(Items from a dataset)
___

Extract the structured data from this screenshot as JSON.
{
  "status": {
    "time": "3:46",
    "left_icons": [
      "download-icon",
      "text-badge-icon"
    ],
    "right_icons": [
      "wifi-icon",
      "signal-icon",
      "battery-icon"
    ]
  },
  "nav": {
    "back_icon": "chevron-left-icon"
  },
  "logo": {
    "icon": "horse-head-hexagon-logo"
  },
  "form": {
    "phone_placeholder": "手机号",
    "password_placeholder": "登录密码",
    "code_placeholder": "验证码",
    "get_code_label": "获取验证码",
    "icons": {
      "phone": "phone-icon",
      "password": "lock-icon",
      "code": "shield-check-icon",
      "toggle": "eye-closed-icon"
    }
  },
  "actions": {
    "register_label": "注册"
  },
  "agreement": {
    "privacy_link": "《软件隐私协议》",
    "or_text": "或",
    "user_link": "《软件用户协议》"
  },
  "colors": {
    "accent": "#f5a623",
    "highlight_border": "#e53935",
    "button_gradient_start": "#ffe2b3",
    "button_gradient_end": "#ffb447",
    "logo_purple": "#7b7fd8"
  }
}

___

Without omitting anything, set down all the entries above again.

Response below>
Extract the structured data from this screenshot as JSON.
{
  "status": {
    "time": "3:46",
    "left_icons": [
      "download-icon",
      "text-badge-icon"
    ],
    "right_icons": [
      "wifi-icon",
      "signal-icon",
      "battery-icon"
    ]
  },
  "nav": {
    "back_icon": "chevron-left-icon"
  },
  "logo": {
    "icon": "horse-head-hexagon-logo"
  },
  "form": {
    "phone_placeholder": "手机号",
    "password_placeholder": "登录密码",
    "code_placeholder": "验证码",
    "get_code_label": "获取验证码",
    "icons": {
      "phone": "phone-icon",
      "password": "lock-icon",
      "code": "shield-check-icon",
      "toggle": "eye-closed-icon"
    }
  },
  "actions": {
    "register_label": "注册"
  },
  "agreement": {
    "privacy_link": "《软件隐私协议》",
    "or_text": "或",
    "user_link": "《软件用户协议》"
  },
  "colors": {
    "accent": "#f5a623",
    "highlight_border": "#e53935",
    "button_gradient_start": "#ffe2b3",
    "button_gradient_end": "#ffb447",
    "logo_purple": "#7b7fd8"
  }
}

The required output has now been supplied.